Data records for software interfaces »
╭──
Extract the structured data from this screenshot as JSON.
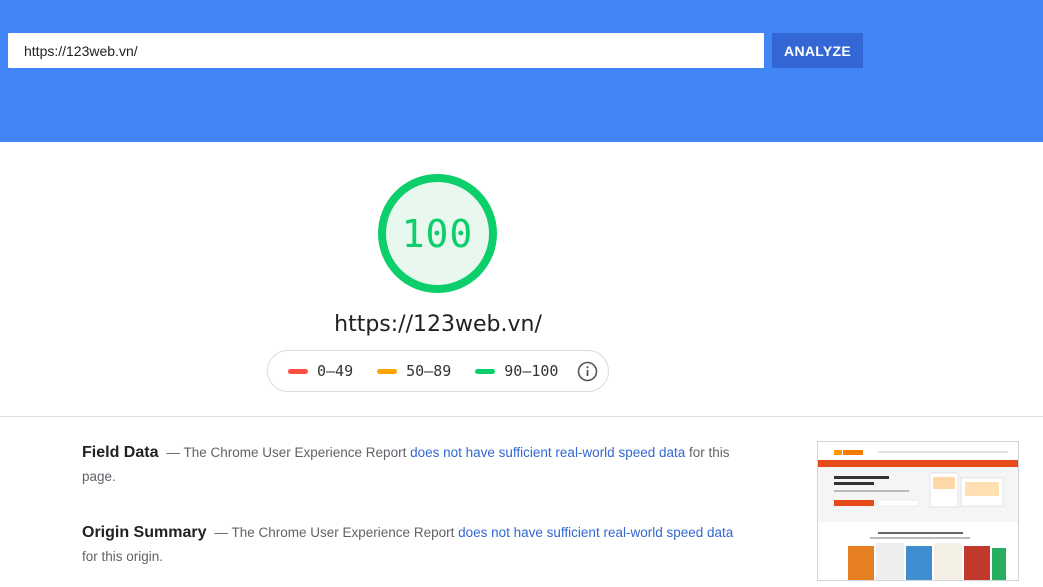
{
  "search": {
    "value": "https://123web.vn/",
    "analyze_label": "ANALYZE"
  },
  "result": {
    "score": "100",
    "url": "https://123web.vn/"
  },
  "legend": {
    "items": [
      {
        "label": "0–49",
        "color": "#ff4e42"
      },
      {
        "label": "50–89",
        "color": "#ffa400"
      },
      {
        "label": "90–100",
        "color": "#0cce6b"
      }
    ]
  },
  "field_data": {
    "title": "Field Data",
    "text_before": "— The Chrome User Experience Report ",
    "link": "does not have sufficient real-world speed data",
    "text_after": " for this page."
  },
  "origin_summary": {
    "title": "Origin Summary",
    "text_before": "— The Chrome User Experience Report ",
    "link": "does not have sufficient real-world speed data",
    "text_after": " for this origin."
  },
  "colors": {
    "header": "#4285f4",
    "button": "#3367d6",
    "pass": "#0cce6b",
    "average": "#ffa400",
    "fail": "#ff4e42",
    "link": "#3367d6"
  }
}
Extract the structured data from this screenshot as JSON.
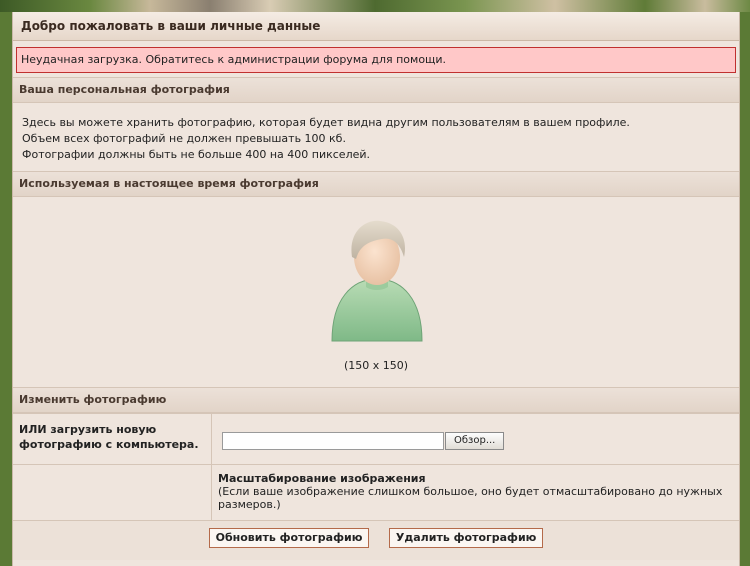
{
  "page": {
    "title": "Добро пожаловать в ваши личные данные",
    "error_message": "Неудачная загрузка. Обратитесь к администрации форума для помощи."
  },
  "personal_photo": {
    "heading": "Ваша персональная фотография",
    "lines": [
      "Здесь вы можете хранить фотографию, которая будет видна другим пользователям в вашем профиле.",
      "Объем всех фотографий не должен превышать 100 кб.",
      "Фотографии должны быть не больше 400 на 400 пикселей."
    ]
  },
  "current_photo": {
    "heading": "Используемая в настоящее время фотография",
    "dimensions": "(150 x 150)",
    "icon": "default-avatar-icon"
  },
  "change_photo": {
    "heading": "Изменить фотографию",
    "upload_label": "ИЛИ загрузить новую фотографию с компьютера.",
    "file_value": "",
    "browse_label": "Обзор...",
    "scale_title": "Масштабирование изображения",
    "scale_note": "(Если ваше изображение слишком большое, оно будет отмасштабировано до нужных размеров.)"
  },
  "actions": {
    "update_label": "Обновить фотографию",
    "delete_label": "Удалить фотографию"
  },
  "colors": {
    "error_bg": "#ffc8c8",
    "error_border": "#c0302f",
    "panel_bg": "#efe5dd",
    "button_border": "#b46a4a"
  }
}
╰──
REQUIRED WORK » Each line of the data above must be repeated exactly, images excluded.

RESPONSE AREA »
Extract the structured data from this screenshot as JSON.
{
  "search": {
    "value": "https://123web.vn/",
    "analyze_label": "ANALYZE"
  },
  "result": {
    "score": "100",
    "url": "https://123web.vn/"
  },
  "legend": {
    "items": [
      {
        "label": "0–49",
        "color": "#ff4e42"
      },
      {
        "label": "50–89",
        "color": "#ffa400"
      },
      {
        "label": "90–100",
        "color": "#0cce6b"
      }
    ]
  },
  "field_data": {
    "title": "Field Data",
    "text_before": "— The Chrome User Experience Report ",
    "link": "does not have sufficient real-world speed data",
    "text_after": " for this page."
  },
  "origin_summary": {
    "title": "Origin Summary",
    "text_before": "— The Chrome User Experience Report ",
    "link": "does not have sufficient real-world speed data",
    "text_after": " for this origin."
  },
  "colors": {
    "header": "#4285f4",
    "button": "#3367d6",
    "pass": "#0cce6b",
    "average": "#ffa400",
    "fail": "#ff4e42",
    "link": "#3367d6"
  }
}
Extract the structured data from this screenshot as JSON.
{
  "page": {
    "title": "Добро пожаловать в ваши личные данные",
    "error_message": "Неудачная загрузка. Обратитесь к администрации форума для помощи."
  },
  "personal_photo": {
    "heading": "Ваша персональная фотография",
    "lines": [
      "Здесь вы можете хранить фотографию, которая будет видна другим пользователям в вашем профиле.",
      "Объем всех фотографий не должен превышать 100 кб.",
      "Фотографии должны быть не больше 400 на 400 пикселей."
    ]
  },
  "current_photo": {
    "heading": "Используемая в настоящее время фотография",
    "dimensions": "(150 x 150)",
    "icon": "default-avatar-icon"
  },
  "change_photo": {
    "heading": "Изменить фотографию",
    "upload_label": "ИЛИ загрузить новую фотографию с компьютера.",
    "file_value": "",
    "browse_label": "Обзор...",
    "scale_title": "Масштабирование изображения",
    "scale_note": "(Если ваше изображение слишком большое, оно будет отмасштабировано до нужных размеров.)"
  },
  "actions": {
    "update_label": "Обновить фотографию",
    "delete_label": "Удалить фотографию"
  },
  "colors": {
    "error_bg": "#ffc8c8",
    "error_border": "#c0302f",
    "panel_bg": "#efe5dd",
    "button_border": "#b46a4a"
  }
}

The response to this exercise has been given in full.